§ **Action item**: Reproduce the entries that follow, exactly and in full.

§ **Study material**:
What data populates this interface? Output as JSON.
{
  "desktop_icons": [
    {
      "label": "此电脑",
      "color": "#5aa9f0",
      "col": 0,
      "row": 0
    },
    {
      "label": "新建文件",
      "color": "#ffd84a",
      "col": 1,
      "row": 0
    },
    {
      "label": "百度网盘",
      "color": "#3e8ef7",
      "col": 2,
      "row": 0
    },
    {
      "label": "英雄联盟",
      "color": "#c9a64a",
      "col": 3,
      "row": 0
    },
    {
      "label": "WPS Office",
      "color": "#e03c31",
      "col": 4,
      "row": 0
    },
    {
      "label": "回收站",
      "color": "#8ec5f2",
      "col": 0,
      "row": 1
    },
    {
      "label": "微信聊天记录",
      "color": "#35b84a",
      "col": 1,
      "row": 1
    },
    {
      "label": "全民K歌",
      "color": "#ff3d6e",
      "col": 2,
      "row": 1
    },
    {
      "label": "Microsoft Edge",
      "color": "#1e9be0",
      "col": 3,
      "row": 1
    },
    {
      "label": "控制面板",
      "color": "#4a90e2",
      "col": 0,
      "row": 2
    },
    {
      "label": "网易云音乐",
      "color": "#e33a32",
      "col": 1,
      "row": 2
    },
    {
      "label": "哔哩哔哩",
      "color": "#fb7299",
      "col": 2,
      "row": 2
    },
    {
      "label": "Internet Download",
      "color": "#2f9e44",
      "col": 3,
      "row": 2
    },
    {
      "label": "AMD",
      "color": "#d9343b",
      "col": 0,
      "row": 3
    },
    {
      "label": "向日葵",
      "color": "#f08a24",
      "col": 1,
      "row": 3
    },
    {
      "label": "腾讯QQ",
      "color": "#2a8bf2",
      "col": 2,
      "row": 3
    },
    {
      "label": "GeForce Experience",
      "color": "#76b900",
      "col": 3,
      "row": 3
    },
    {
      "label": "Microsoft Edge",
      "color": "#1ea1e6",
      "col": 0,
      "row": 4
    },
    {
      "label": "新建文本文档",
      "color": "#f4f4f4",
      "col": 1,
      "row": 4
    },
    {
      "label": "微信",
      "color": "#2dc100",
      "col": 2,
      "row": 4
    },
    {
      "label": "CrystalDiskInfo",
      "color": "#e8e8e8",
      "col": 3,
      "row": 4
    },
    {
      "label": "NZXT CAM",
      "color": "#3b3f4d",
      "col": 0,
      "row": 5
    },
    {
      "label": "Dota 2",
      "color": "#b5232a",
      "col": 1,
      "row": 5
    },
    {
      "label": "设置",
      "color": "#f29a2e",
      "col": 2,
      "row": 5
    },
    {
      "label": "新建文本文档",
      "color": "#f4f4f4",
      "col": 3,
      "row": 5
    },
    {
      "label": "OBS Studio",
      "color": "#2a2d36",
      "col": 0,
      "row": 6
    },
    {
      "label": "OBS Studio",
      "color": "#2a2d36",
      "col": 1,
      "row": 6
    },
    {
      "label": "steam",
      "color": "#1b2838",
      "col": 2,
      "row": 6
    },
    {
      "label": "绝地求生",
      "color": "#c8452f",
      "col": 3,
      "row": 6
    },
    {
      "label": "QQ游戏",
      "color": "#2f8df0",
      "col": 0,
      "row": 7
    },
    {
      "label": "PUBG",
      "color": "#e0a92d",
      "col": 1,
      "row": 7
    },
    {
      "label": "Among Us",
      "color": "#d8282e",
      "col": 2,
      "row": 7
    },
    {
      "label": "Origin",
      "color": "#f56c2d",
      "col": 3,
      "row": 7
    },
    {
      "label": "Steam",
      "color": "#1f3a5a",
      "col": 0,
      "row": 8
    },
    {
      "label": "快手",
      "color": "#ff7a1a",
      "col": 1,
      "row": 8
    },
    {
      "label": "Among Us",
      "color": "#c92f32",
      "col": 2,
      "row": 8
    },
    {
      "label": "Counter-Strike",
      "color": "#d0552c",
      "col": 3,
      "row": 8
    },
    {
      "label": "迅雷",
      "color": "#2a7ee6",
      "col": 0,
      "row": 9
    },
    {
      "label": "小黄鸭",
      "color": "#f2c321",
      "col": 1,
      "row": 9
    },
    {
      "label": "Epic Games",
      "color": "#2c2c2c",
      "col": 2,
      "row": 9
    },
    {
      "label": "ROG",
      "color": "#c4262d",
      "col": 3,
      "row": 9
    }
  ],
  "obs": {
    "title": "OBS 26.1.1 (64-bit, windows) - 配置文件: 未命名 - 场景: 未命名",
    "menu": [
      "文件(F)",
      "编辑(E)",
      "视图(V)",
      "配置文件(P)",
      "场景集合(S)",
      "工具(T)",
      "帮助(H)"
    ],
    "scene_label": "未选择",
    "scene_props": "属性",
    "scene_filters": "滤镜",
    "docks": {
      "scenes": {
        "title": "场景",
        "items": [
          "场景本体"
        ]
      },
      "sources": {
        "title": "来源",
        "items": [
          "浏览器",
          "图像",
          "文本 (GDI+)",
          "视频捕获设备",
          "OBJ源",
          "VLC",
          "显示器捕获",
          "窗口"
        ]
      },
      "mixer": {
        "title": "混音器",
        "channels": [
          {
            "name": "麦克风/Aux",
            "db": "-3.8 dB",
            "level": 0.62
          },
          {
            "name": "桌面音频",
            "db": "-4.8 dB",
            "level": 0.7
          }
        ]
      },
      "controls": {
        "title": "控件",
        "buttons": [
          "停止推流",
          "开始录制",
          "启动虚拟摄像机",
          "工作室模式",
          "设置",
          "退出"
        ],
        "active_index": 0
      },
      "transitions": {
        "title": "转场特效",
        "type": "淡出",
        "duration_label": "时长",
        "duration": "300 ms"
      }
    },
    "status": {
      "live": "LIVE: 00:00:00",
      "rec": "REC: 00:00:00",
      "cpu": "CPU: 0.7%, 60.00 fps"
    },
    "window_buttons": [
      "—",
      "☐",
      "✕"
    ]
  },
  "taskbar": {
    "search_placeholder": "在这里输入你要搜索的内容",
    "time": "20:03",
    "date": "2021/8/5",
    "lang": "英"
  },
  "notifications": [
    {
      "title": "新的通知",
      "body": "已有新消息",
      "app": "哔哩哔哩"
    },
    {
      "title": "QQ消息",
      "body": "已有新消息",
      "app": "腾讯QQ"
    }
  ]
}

§ **Answer to this task**:
What data populates this interface? Output as JSON.
{
  "desktop_icons": [
    {
      "label": "此电脑",
      "color": "#5aa9f0",
      "col": 0,
      "row": 0
    },
    {
      "label": "新建文件",
      "color": "#ffd84a",
      "col": 1,
      "row": 0
    },
    {
      "label": "百度网盘",
      "color": "#3e8ef7",
      "col": 2,
      "row": 0
    },
    {
      "label": "英雄联盟",
      "color": "#c9a64a",
      "col": 3,
      "row": 0
    },
    {
      "label": "WPS Office",
      "color": "#e03c31",
      "col": 4,
      "row": 0
    },
    {
      "label": "回收站",
      "color": "#8ec5f2",
      "col": 0,
      "row": 1
    },
    {
      "label": "微信聊天记录",
      "color": "#35b84a",
      "col": 1,
      "row": 1
    },
    {
      "label": "全民K歌",
      "color": "#ff3d6e",
      "col": 2,
      "row": 1
    },
    {
      "label": "Microsoft Edge",
      "color": "#1e9be0",
      "col": 3,
      "row": 1
    },
    {
      "label": "控制面板",
      "color": "#4a90e2",
      "col": 0,
      "row": 2
    },
    {
      "label": "网易云音乐",
      "color": "#e33a32",
      "col": 1,
      "row": 2
    },
    {
      "label": "哔哩哔哩",
      "color": "#fb7299",
      "col": 2,
      "row": 2
    },
    {
      "label": "Internet Download",
      "color": "#2f9e44",
      "col": 3,
      "row": 2
    },
    {
      "label": "AMD",
      "color": "#d9343b",
      "col": 0,
      "row": 3
    },
    {
      "label": "向日葵",
      "color": "#f08a24",
      "col": 1,
      "row": 3
    },
    {
      "label": "腾讯QQ",
      "color": "#2a8bf2",
      "col": 2,
      "row": 3
    },
    {
      "label": "GeForce Experience",
      "color": "#76b900",
      "col": 3,
      "row": 3
    },
    {
      "label": "Microsoft Edge",
      "color": "#1ea1e6",
      "col": 0,
      "row": 4
    },
    {
      "label": "新建文本文档",
      "color": "#f4f4f4",
      "col": 1,
      "row": 4
    },
    {
      "label": "微信",
      "color": "#2dc100",
      "col": 2,
      "row": 4
    },
    {
      "label": "CrystalDiskInfo",
      "color": "#e8e8e8",
      "col": 3,
      "row": 4
    },
    {
      "label": "NZXT CAM",
      "color": "#3b3f4d",
      "col": 0,
      "row": 5
    },
    {
      "label": "Dota 2",
      "color": "#b5232a",
      "col": 1,
      "row": 5
    },
    {
      "label": "设置",
      "color": "#f29a2e",
      "col": 2,
      "row": 5
    },
    {
      "label": "新建文本文档",
      "color": "#f4f4f4",
      "col": 3,
      "row": 5
    },
    {
      "label": "OBS Studio",
      "color": "#2a2d36",
      "col": 0,
      "row": 6
    },
    {
      "label": "OBS Studio",
      "color": "#2a2d36",
      "col": 1,
      "row": 6
    },
    {
      "label": "steam",
      "color": "#1b2838",
      "col": 2,
      "row": 6
    },
    {
      "label": "绝地求生",
      "color": "#c8452f",
      "col": 3,
      "row": 6
    },
    {
      "label": "QQ游戏",
      "color": "#2f8df0",
      "col": 0,
      "row": 7
    },
    {
      "label": "PUBG",
      "color": "#e0a92d",
      "col": 1,
      "row": 7
    },
    {
      "label": "Among Us",
      "color": "#d8282e",
      "col": 2,
      "row": 7
    },
    {
      "label": "Origin",
      "color": "#f56c2d",
      "col": 3,
      "row": 7
    },
    {
      "label": "Steam",
      "color": "#1f3a5a",
      "col": 0,
      "row": 8
    },
    {
      "label": "快手",
      "color": "#ff7a1a",
      "col": 1,
      "row": 8
    },
    {
      "label": "Among Us",
      "color": "#c92f32",
      "col": 2,
      "row": 8
    },
    {
      "label": "Counter-Strike",
      "color": "#d0552c",
      "col": 3,
      "row": 8
    },
    {
      "label": "迅雷",
      "color": "#2a7ee6",
      "col": 0,
      "row": 9
    },
    {
      "label": "小黄鸭",
      "color": "#f2c321",
      "col": 1,
      "row": 9
    },
    {
      "label": "Epic Games",
      "color": "#2c2c2c",
      "col": 2,
      "row": 9
    },
    {
      "label": "ROG",
      "color": "#c4262d",
      "col": 3,
      "row": 9
    }
  ],
  "obs": {
    "title": "OBS 26.1.1 (64-bit, windows) - 配置文件: 未命名 - 场景: 未命名",
    "menu": [
      "文件(F)",
      "编辑(E)",
      "视图(V)",
      "配置文件(P)",
      "场景集合(S)",
      "工具(T)",
      "帮助(H)"
    ],
    "scene_label": "未选择",
    "scene_props": "属性",
    "scene_filters": "滤镜",
    "docks": {
      "scenes": {
        "title": "场景",
        "items": [
          "场景本体"
        ]
      },
      "sources": {
        "title": "来源",
        "items": [
          "浏览器",
          "图像",
          "文本 (GDI+)",
          "视频捕获设备",
          "OBJ源",
          "VLC",
          "显示器捕获",
          "窗口"
        ]
      },
      "mixer": {
        "title": "混音器",
        "channels": [
          {
            "name": "麦克风/Aux",
            "db": "-3.8 dB",
            "level": 0.62
          },
          {
            "name": "桌面音频",
            "db": "-4.8 dB",
            "level": 0.7
          }
        ]
      },
      "controls": {
        "title": "控件",
        "buttons": [
          "停止推流",
          "开始录制",
          "启动虚拟摄像机",
          "工作室模式",
          "设置",
          "退出"
        ],
        "active_index": 0
      },
      "transitions": {
        "title": "转场特效",
        "type": "淡出",
        "duration_label": "时长",
        "duration": "300 ms"
      }
    },
    "status": {
      "live": "LIVE: 00:00:00",
      "rec": "REC: 00:00:00",
      "cpu": "CPU: 0.7%, 60.00 fps"
    },
    "window_buttons": [
      "—",
      "☐",
      "✕"
    ]
  },
  "taskbar": {
    "search_placeholder": "在这里输入你要搜索的内容",
    "time": "20:03",
    "date": "2021/8/5",
    "lang": "英"
  },
  "notifications": [
    {
      "title": "新的通知",
      "body": "已有新消息",
      "app": "哔哩哔哩"
    },
    {
      "title": "QQ消息",
      "body": "已有新消息",
      "app": "腾讯QQ"
    }
  ]
}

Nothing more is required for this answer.